Once you have checked each line below, report only the number of lines that contain the word "avatar".

(Items from a dataset)
· · · ·

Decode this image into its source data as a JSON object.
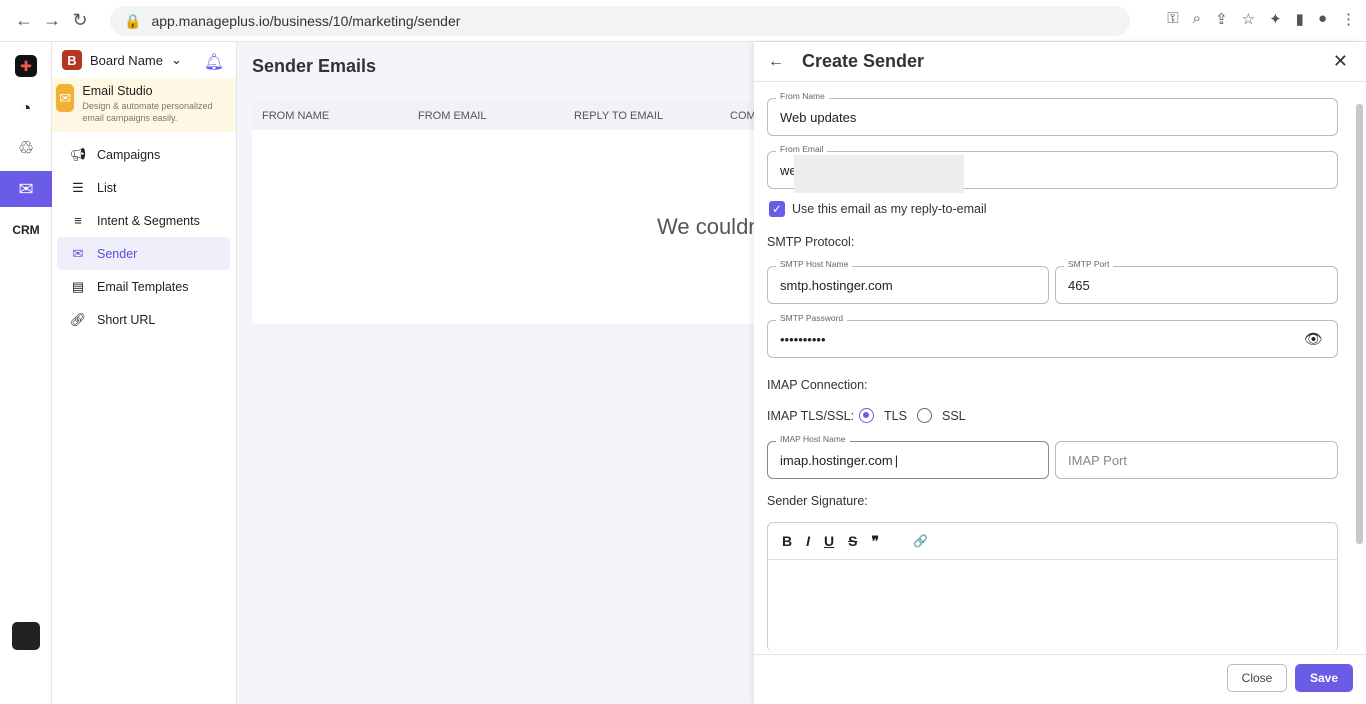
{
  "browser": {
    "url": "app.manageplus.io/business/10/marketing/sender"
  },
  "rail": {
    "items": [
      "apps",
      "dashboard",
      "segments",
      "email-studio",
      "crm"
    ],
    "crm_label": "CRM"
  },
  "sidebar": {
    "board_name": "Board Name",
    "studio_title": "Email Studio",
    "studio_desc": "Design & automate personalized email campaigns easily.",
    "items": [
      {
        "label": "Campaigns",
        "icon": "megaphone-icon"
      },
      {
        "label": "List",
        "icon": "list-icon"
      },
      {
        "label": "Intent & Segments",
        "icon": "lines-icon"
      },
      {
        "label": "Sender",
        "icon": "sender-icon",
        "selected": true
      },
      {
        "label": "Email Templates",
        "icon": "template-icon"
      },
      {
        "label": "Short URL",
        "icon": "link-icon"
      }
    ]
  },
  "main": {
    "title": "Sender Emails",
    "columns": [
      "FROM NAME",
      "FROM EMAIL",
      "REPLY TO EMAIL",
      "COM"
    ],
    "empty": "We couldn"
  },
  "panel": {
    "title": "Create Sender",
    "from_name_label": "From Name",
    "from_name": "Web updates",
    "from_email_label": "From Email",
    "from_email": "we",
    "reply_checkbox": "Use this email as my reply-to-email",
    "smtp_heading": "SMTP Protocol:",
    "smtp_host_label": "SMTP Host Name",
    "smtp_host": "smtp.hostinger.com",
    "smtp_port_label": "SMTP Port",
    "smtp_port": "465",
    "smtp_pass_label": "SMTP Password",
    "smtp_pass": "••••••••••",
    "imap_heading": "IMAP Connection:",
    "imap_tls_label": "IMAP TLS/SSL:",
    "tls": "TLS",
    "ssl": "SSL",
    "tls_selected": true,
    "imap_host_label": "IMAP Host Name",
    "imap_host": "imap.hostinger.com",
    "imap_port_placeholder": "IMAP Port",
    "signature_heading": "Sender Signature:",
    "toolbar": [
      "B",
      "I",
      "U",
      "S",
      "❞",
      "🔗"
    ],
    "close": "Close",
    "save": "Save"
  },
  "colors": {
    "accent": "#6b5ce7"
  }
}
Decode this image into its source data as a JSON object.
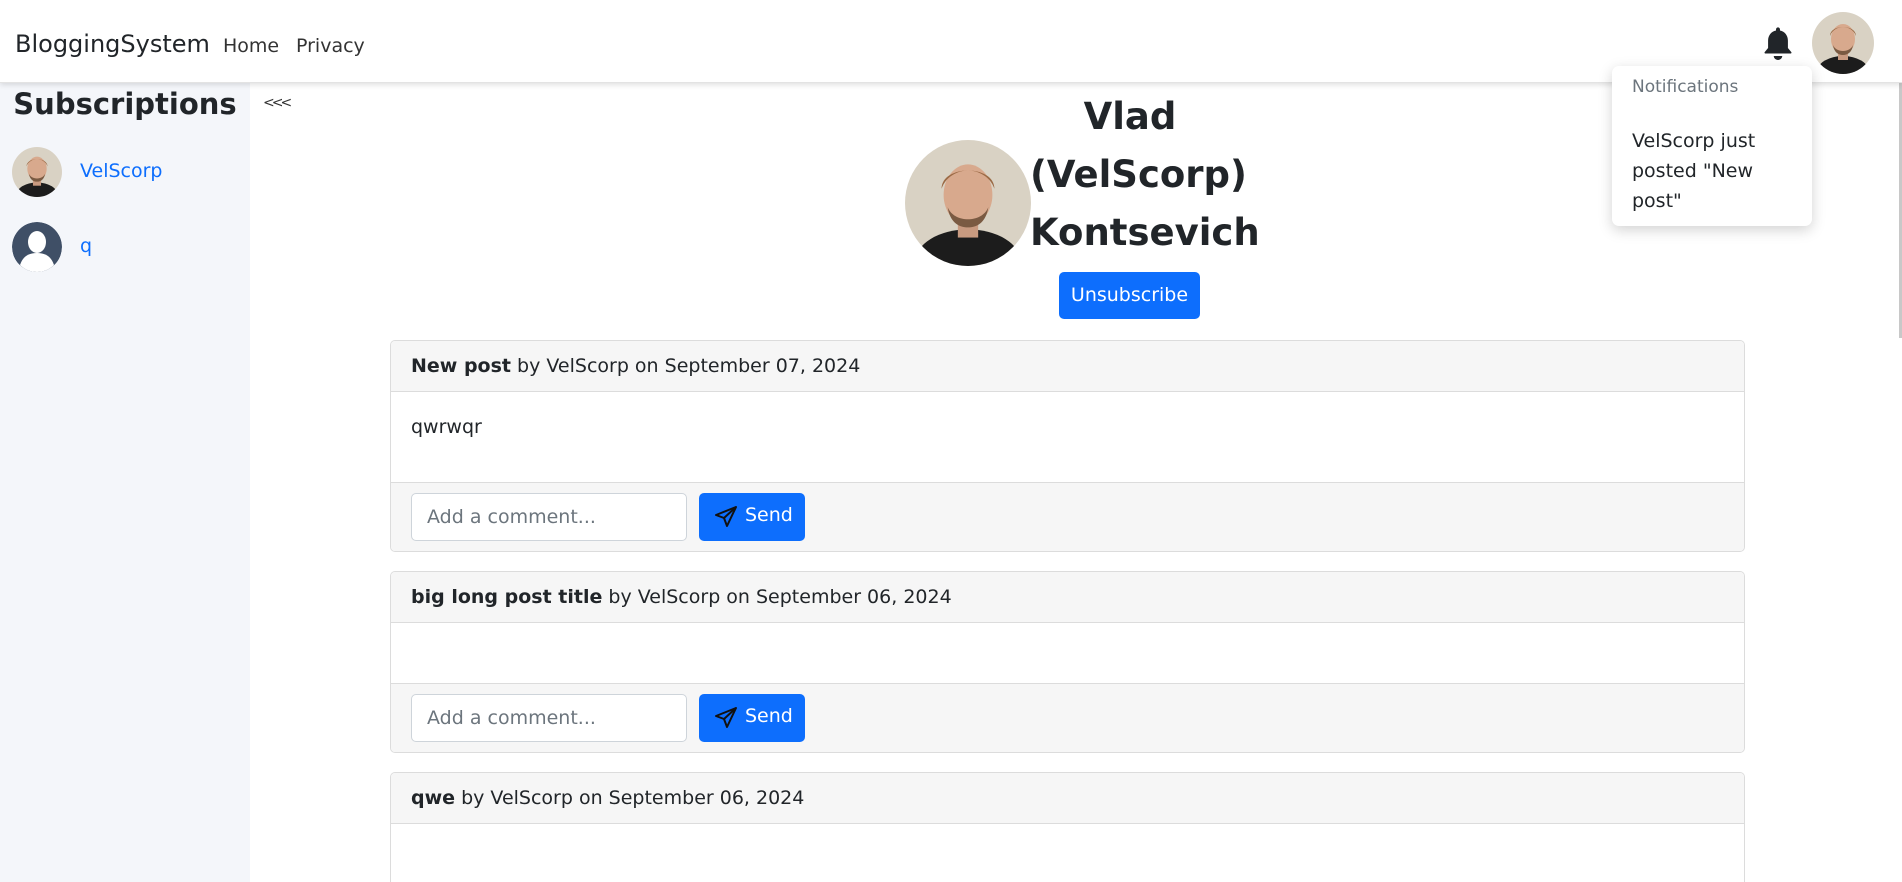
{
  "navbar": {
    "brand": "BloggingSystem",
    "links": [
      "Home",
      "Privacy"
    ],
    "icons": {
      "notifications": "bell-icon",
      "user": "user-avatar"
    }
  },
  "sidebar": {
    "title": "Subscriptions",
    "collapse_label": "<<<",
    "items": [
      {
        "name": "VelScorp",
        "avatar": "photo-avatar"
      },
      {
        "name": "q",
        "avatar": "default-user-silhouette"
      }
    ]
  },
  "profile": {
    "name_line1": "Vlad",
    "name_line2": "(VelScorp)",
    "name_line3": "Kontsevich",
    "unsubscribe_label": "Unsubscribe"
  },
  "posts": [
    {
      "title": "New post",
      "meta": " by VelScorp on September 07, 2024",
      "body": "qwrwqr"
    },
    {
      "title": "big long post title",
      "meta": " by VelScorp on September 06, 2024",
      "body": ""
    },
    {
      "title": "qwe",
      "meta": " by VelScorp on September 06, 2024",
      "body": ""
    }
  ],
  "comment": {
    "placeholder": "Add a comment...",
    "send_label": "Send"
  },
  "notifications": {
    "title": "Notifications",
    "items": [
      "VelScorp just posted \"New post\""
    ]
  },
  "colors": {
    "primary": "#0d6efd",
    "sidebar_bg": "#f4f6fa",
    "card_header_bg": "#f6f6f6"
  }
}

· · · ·

_Answer to this exercise:_ 3